By Lena Price
For the past three years, Zhou Lu Ying has spent many of her weekends playing games with children and talking with the elderly in her sprawling hometown of Beijing.
Zhou started volunteering at the Beijing Zhuren Social Work Agency in the Dongcheng District while she studied at Beijing Politics Youth College. The agency, an NGO tucked away in one of the many alleyways of central Beijing, matches social work students with volunteer opportunities around the city.
Agency manager Xing Li said the group formed in 2009 to help provide the rising number of social work students in China with work experience. According to the Chinese English-language newspaper Global Times, Beijing alone will train 20,000 new social workers over the next five years.
“Our volunteers try to organize activities according to the requirements of the community,” Xing said through a translator. “There are many elderly people in this district who can be quite lonely, so we usually set up activities where they can interact with each other.”

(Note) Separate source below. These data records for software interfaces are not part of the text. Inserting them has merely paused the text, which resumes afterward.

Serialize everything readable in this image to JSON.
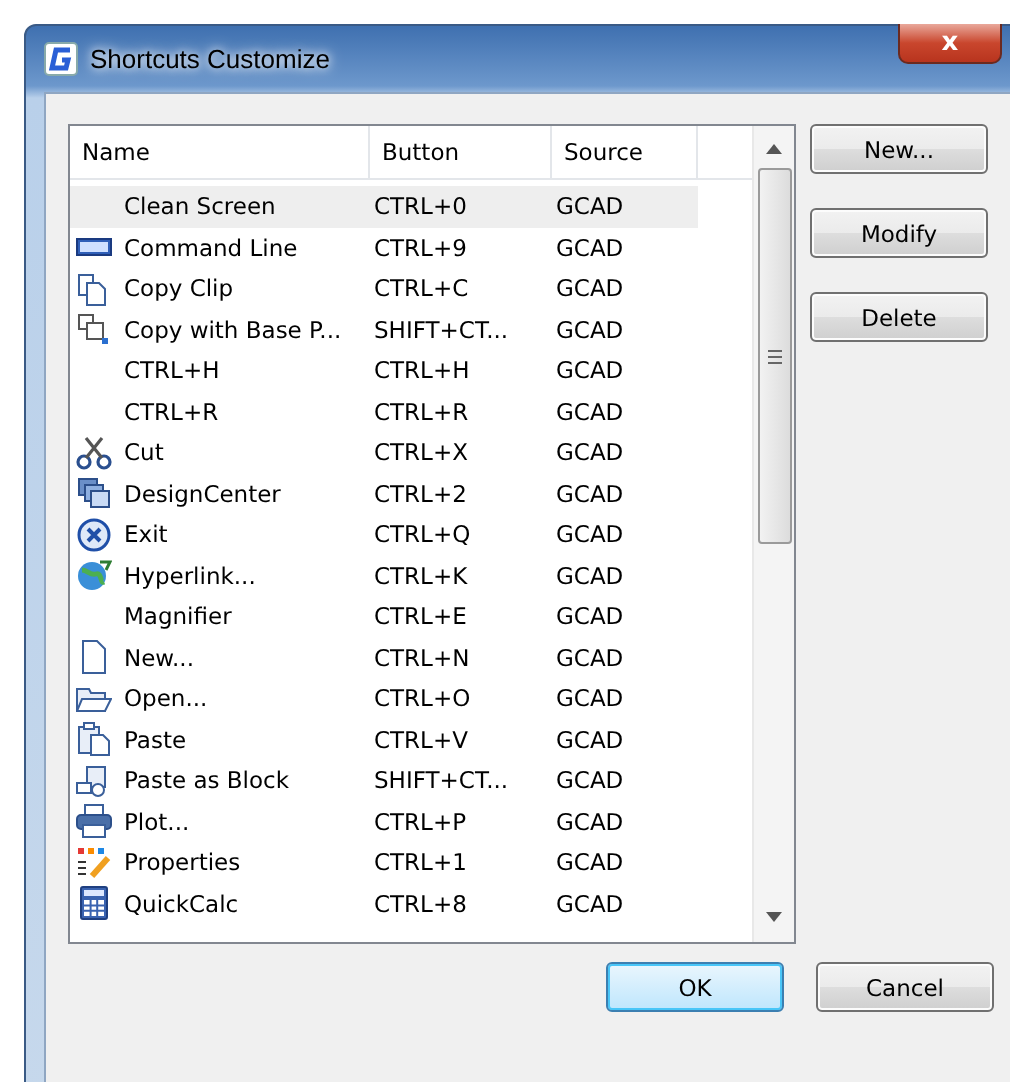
{
  "window": {
    "title": "Shortcuts Customize",
    "close": "x"
  },
  "table": {
    "columns": [
      "Name",
      "Button",
      "Source"
    ],
    "rows": [
      {
        "kind": "none",
        "name": "Clean Screen",
        "button": "CTRL+0",
        "source": "GCAD",
        "selected": true
      },
      {
        "kind": "command",
        "name": "Command Line",
        "button": "CTRL+9",
        "source": "GCAD",
        "selected": false
      },
      {
        "kind": "copy",
        "name": "Copy Clip",
        "button": "CTRL+C",
        "source": "GCAD",
        "selected": false
      },
      {
        "kind": "copybase",
        "name": "Copy with Base P...",
        "button": "SHIFT+CT...",
        "source": "GCAD",
        "selected": false
      },
      {
        "kind": "none",
        "name": "CTRL+H",
        "button": "CTRL+H",
        "source": "GCAD",
        "selected": false
      },
      {
        "kind": "none",
        "name": "CTRL+R",
        "button": "CTRL+R",
        "source": "GCAD",
        "selected": false
      },
      {
        "kind": "cut",
        "name": "Cut",
        "button": "CTRL+X",
        "source": "GCAD",
        "selected": false
      },
      {
        "kind": "design",
        "name": "DesignCenter",
        "button": "CTRL+2",
        "source": "GCAD",
        "selected": false
      },
      {
        "kind": "exit",
        "name": "Exit",
        "button": "CTRL+Q",
        "source": "GCAD",
        "selected": false
      },
      {
        "kind": "globe",
        "name": "Hyperlink...",
        "button": "CTRL+K",
        "source": "GCAD",
        "selected": false
      },
      {
        "kind": "none",
        "name": "Magnifier",
        "button": "CTRL+E",
        "source": "GCAD",
        "selected": false
      },
      {
        "kind": "new",
        "name": "New...",
        "button": "CTRL+N",
        "source": "GCAD",
        "selected": false
      },
      {
        "kind": "open",
        "name": "Open...",
        "button": "CTRL+O",
        "source": "GCAD",
        "selected": false
      },
      {
        "kind": "paste",
        "name": "Paste",
        "button": "CTRL+V",
        "source": "GCAD",
        "selected": false
      },
      {
        "kind": "pasteblock",
        "name": "Paste as Block",
        "button": "SHIFT+CT...",
        "source": "GCAD",
        "selected": false
      },
      {
        "kind": "plot",
        "name": "Plot...",
        "button": "CTRL+P",
        "source": "GCAD",
        "selected": false
      },
      {
        "kind": "properties",
        "name": "Properties",
        "button": "CTRL+1",
        "source": "GCAD",
        "selected": false
      },
      {
        "kind": "calc",
        "name": "QuickCalc",
        "button": "CTRL+8",
        "source": "GCAD",
        "selected": false
      }
    ]
  },
  "side_buttons": [
    "New...",
    "Modify",
    "Delete"
  ],
  "buttons": [
    {
      "label": "OK",
      "default": true
    },
    {
      "label": "Cancel",
      "default": false
    }
  ]
}
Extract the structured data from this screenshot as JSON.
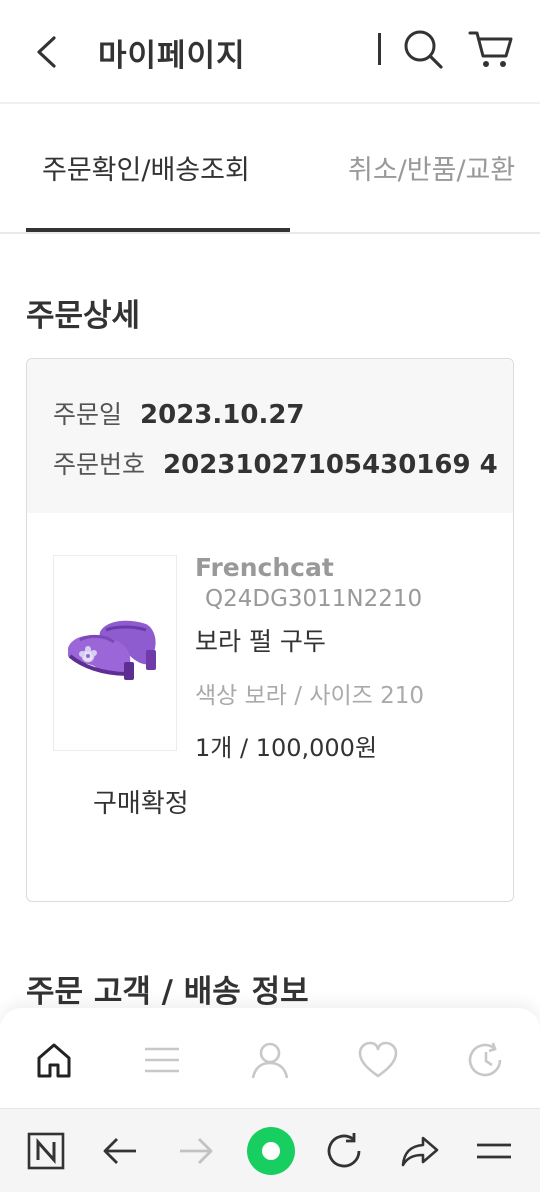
{
  "header": {
    "title": "마이페이지",
    "back_icon": "back-arrow-icon",
    "search_icon": "search-icon",
    "cart_icon": "cart-icon"
  },
  "tabs": [
    {
      "label": "주문확인/배송조회",
      "active": true
    },
    {
      "label": "취소/반품/교환",
      "active": false
    }
  ],
  "order_detail": {
    "section_title": "주문상세",
    "order_date_label": "주문일",
    "order_date": "2023.10.27",
    "order_number_label": "주문번호",
    "order_number": "20231027105430169 4",
    "product": {
      "image_icon": "purple-shoes-image",
      "brand": "Frenchcat",
      "code": "Q24DG3011N2210",
      "name": "보라 펄 구두",
      "option": "색상 보라 / 사이즈 210",
      "quantity_price": "1개 / 100,000원"
    },
    "confirm_label": "구매확정"
  },
  "customer_section_title": "주문 고객 / 배송 정보",
  "bottom_nav": [
    {
      "icon": "home-icon",
      "active": true
    },
    {
      "icon": "menu-icon",
      "active": false
    },
    {
      "icon": "user-icon",
      "active": false
    },
    {
      "icon": "heart-icon",
      "active": false
    },
    {
      "icon": "recent-history-icon",
      "active": false
    }
  ],
  "browser_toolbar": [
    {
      "icon": "naver-n-icon"
    },
    {
      "icon": "back-arrow-icon"
    },
    {
      "icon": "forward-arrow-icon"
    },
    {
      "icon": "green-home-circle-icon"
    },
    {
      "icon": "refresh-icon"
    },
    {
      "icon": "share-icon"
    },
    {
      "icon": "menu-icon"
    }
  ],
  "colors": {
    "text": "#333333",
    "muted": "#999999",
    "card_head_bg": "#f7f7f7",
    "accent_green": "#19ce60"
  }
}
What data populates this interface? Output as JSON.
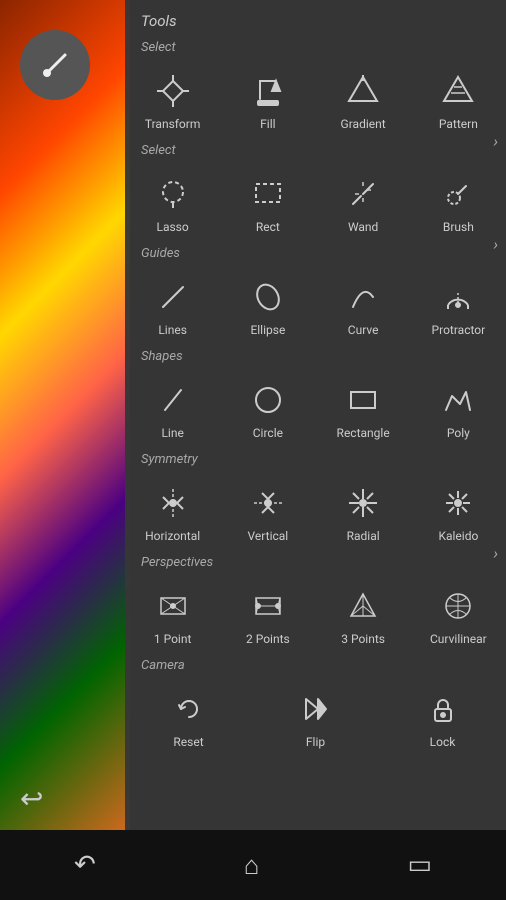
{
  "panel": {
    "header": "Tools",
    "sections": [
      {
        "label": "Select",
        "tools": [
          {
            "name": "Transform",
            "icon": "transform"
          },
          {
            "name": "Fill",
            "icon": "fill"
          },
          {
            "name": "Gradient",
            "icon": "gradient"
          },
          {
            "name": "Pattern",
            "icon": "pattern"
          }
        ]
      },
      {
        "label": "Select",
        "tools": [
          {
            "name": "Lasso",
            "icon": "lasso"
          },
          {
            "name": "Rect",
            "icon": "rect"
          },
          {
            "name": "Wand",
            "icon": "wand"
          },
          {
            "name": "Brush",
            "icon": "brush"
          }
        ]
      },
      {
        "label": "Guides",
        "tools": [
          {
            "name": "Lines",
            "icon": "lines"
          },
          {
            "name": "Ellipse",
            "icon": "ellipse"
          },
          {
            "name": "Curve",
            "icon": "curve"
          },
          {
            "name": "Protractor",
            "icon": "protractor"
          }
        ]
      },
      {
        "label": "Shapes",
        "tools": [
          {
            "name": "Line",
            "icon": "line"
          },
          {
            "name": "Circle",
            "icon": "circle"
          },
          {
            "name": "Rectangle",
            "icon": "rectangle"
          },
          {
            "name": "Poly",
            "icon": "poly"
          }
        ]
      },
      {
        "label": "Symmetry",
        "tools": [
          {
            "name": "Horizontal",
            "icon": "horizontal"
          },
          {
            "name": "Vertical",
            "icon": "vertical"
          },
          {
            "name": "Radial",
            "icon": "radial"
          },
          {
            "name": "Kaleido",
            "icon": "kaleido"
          }
        ]
      },
      {
        "label": "Perspectives",
        "tools": [
          {
            "name": "1 Point",
            "icon": "1point"
          },
          {
            "name": "2 Points",
            "icon": "2points"
          },
          {
            "name": "3 Points",
            "icon": "3points"
          },
          {
            "name": "Curvilinear",
            "icon": "curvilinear"
          }
        ]
      },
      {
        "label": "Camera",
        "tools": [
          {
            "name": "Reset",
            "icon": "reset"
          },
          {
            "name": "Flip",
            "icon": "flip"
          },
          {
            "name": "Lock",
            "icon": "lock"
          }
        ]
      }
    ]
  },
  "nav": {
    "back": "←",
    "home": "⌂",
    "recent": "▣"
  }
}
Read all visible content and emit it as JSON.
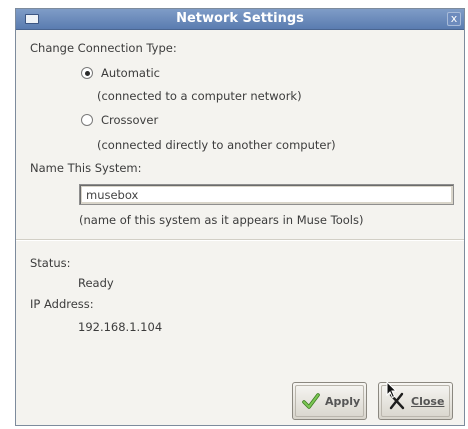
{
  "window": {
    "title": "Network Settings",
    "close_glyph": "x"
  },
  "connection": {
    "label": "Change Connection Type:",
    "options": [
      {
        "label": "Automatic",
        "description": "(connected to a computer network)",
        "selected": true
      },
      {
        "label": "Crossover",
        "description": "(connected directly to another computer)",
        "selected": false
      }
    ]
  },
  "system_name": {
    "label": "Name This System:",
    "value": "musebox",
    "hint": "(name of this system as it appears in Muse Tools)"
  },
  "status": {
    "label": "Status:",
    "value": "Ready"
  },
  "ip": {
    "label": "IP Address:",
    "value": "192.168.1.104"
  },
  "buttons": {
    "apply_label": "Apply",
    "close_label": "Close"
  },
  "icons": {
    "apply": "checkmark-icon",
    "close": "x-mark-icon",
    "window_menu": "window-menu-icon",
    "cursor": "mouse-pointer-icon"
  },
  "colors": {
    "titlebar": "#6b8bbd",
    "apply_check": "#5aa83a",
    "background": "#f4f3ef"
  }
}
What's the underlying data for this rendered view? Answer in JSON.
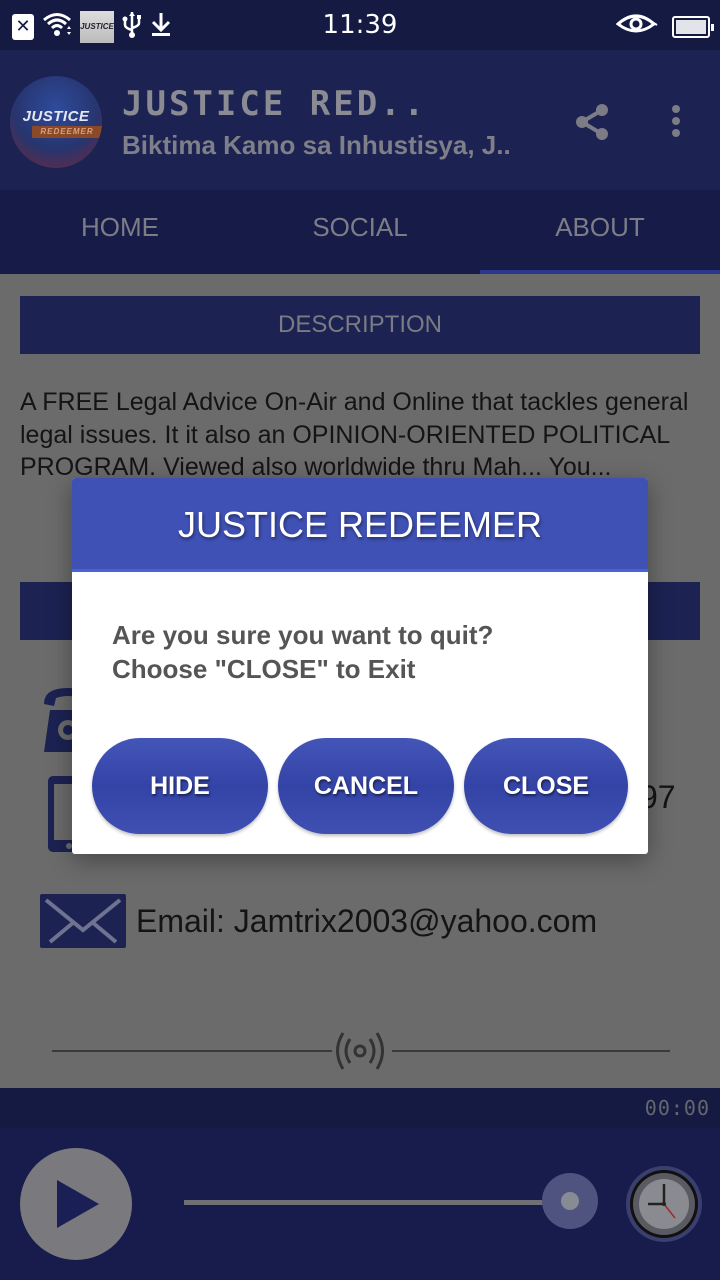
{
  "status_bar": {
    "time": "11:39",
    "left_icons": [
      "close-notification-icon",
      "wifi-icon",
      "app-thumbnail-icon",
      "usb-icon",
      "download-icon"
    ],
    "thumbnail_label": "JUSTICE",
    "right_icons": [
      "eye-icon",
      "battery-icon"
    ]
  },
  "app_bar": {
    "logo_line1": "JUSTICE",
    "logo_line2": "REDEEMER",
    "title": "JUSTICE RED..",
    "subtitle": "Biktima Kamo sa Inhustisya, J..",
    "actions": [
      "share-icon",
      "more-options-icon"
    ]
  },
  "tabs": [
    {
      "label": "HOME",
      "active": false
    },
    {
      "label": "SOCIAL",
      "active": false
    },
    {
      "label": "ABOUT",
      "active": true
    }
  ],
  "content": {
    "description_header": "DESCRIPTION",
    "description_text": "A FREE Legal Advice On-Air and Online that tackles general legal issues. It it also an OPINION-ORIENTED POLITICAL PROGRAM. Viewed also worldwide thru Mah... You...",
    "contact_header": "",
    "phone_number_fragment": "97",
    "email": "Email: Jamtrix2003@yahoo.com"
  },
  "player": {
    "elapsed": "00:00",
    "progress": 1.0
  },
  "dialog": {
    "title": "JUSTICE REDEEMER",
    "message_line1": "Are you sure you want to quit?",
    "message_line2": "Choose \"CLOSE\" to Exit",
    "buttons": {
      "hide": "HIDE",
      "cancel": "CANCEL",
      "close": "CLOSE"
    }
  },
  "colors": {
    "primary": "#3f51b5",
    "app_bar_dimmed": "#1c2252",
    "status_bar": "#141a42"
  }
}
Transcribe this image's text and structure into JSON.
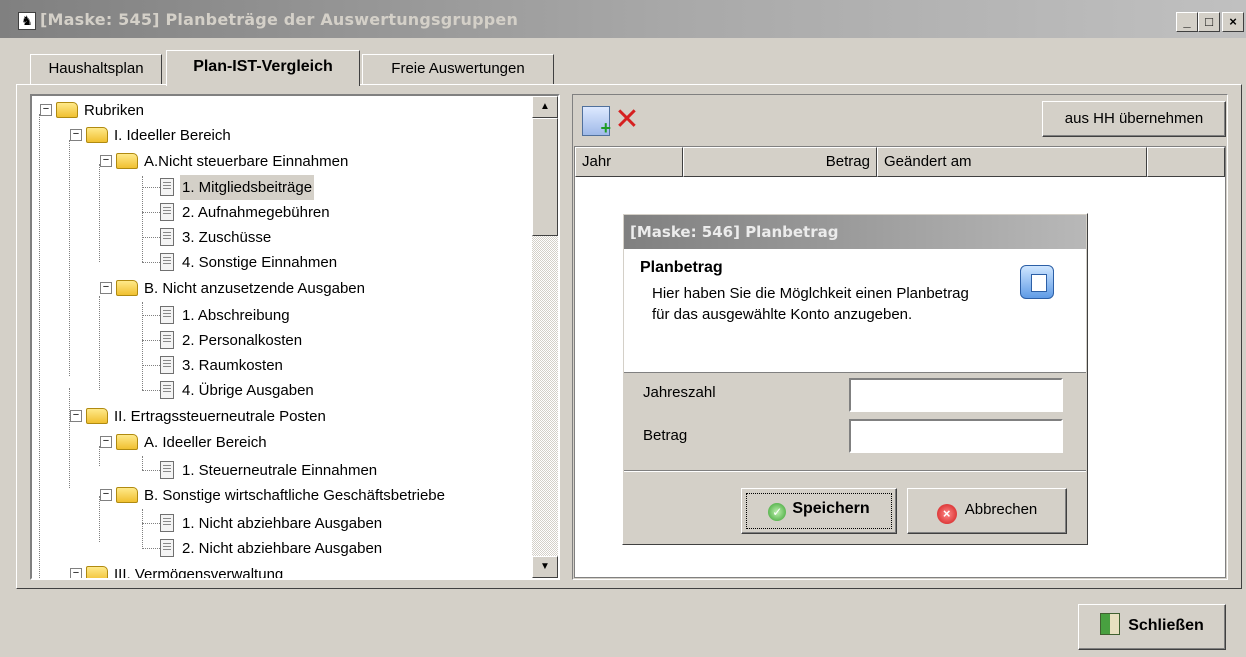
{
  "window": {
    "title": "[Maske: 545] Planbeträge der Auswertungsgruppen",
    "minimize_glyph": "_",
    "maximize_glyph": "□",
    "close_glyph": "×"
  },
  "tabs": [
    {
      "label": "Haushaltsplan"
    },
    {
      "label": "Plan-IST-Vergleich",
      "active": true
    },
    {
      "label": "Freie Auswertungen"
    }
  ],
  "tree": {
    "rows": [
      {
        "label": "Rubriken",
        "type": "folder",
        "level": 0
      },
      {
        "label": "I. Ideeller Bereich",
        "type": "folder",
        "level": 1
      },
      {
        "label": "A.Nicht steuerbare Einnahmen",
        "type": "folder",
        "level": 2
      },
      {
        "label": "1. Mitgliedsbeiträge",
        "type": "doc",
        "level": 3,
        "selected": true
      },
      {
        "label": "2. Aufnahmegebühren",
        "type": "doc",
        "level": 3
      },
      {
        "label": "3. Zuschüsse",
        "type": "doc",
        "level": 3
      },
      {
        "label": "4. Sonstige Einnahmen",
        "type": "doc",
        "level": 3
      },
      {
        "label": "B. Nicht anzusetzende Ausgaben",
        "type": "folder",
        "level": 2
      },
      {
        "label": "1. Abschreibung",
        "type": "doc",
        "level": 3
      },
      {
        "label": "2. Personalkosten",
        "type": "doc",
        "level": 3
      },
      {
        "label": "3. Raumkosten",
        "type": "doc",
        "level": 3
      },
      {
        "label": "4. Übrige Ausgaben",
        "type": "doc",
        "level": 3
      },
      {
        "label": "II. Ertragssteuerneutrale Posten",
        "type": "folder",
        "level": 1
      },
      {
        "label": "A. Ideeller Bereich",
        "type": "folder",
        "level": 2
      },
      {
        "label": "1. Steuerneutrale Einnahmen",
        "type": "doc",
        "level": 3
      },
      {
        "label": "B. Sonstige wirtschaftliche Geschäftsbetriebe",
        "type": "folder",
        "level": 2
      },
      {
        "label": "1. Nicht abziehbare Ausgaben",
        "type": "doc",
        "level": 3
      },
      {
        "label": "2. Nicht abziehbare Ausgaben",
        "type": "doc",
        "level": 3
      },
      {
        "label": "III. Vermögensverwaltung",
        "type": "folder",
        "level": 1
      }
    ]
  },
  "toolbar": {
    "add_icon": "add-record-icon",
    "delete_icon": "delete-icon",
    "import_label": "aus HH übernehmen"
  },
  "grid": {
    "columns": [
      "Jahr",
      "Betrag",
      "Geändert am",
      ""
    ]
  },
  "dialog": {
    "title": "[Maske: 546] Planbetrag",
    "heading": "Planbetrag",
    "description": "Hier haben Sie die Möglchkeit einen Planbetrag für das ausgewählte Konto anzugeben.",
    "year_label": "Jahreszahl",
    "year_value": "",
    "amount_label": "Betrag",
    "amount_value": "",
    "save_label": "Speichern",
    "cancel_label": "Abbrechen"
  },
  "footer": {
    "close_label": "Schließen"
  }
}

The organization, the first of its kind in the city, employs about 80 long-term volunteers. An additional 200 students help with activities on an as-needed basis. The agency coordinates programs ranging from sing-alongs to game nights to holiday festivals.
Xing said the agency only operates in Beijing, but there are similar groups across China.
In the mid-20th century, the Chinese government did not view social work as a legitimate profession, he said. During Chairman Mao Zedong’s long rule, which ended in 1976, the concept did not exist and very few people were trained in counseling.
When China’s economy started to rapidly expand in the 1990s, a new set of social problems developed and a class of social workers started to emerge. China formed an official association for social workers in 1988, and joined the International Federation of Social Workers in 1992.
“It gradually become something people did as a full-time job,” Xing said.
Zhou said she did not know what she wanted to do when she started school, and eventually stumbled into the social work field because she thought it would be a good way to meet new people.
She graduated from college in 2009, but continues her work with the agency. She has helped organize a wide variety of social events, but said she prefers working with young children and hopes to pursue it in her future career.
“I was really shy when I first enrolled in college,” Zhou said. “This group, and the social work major, helped me open up my personality. And now I help other people with the same thing.”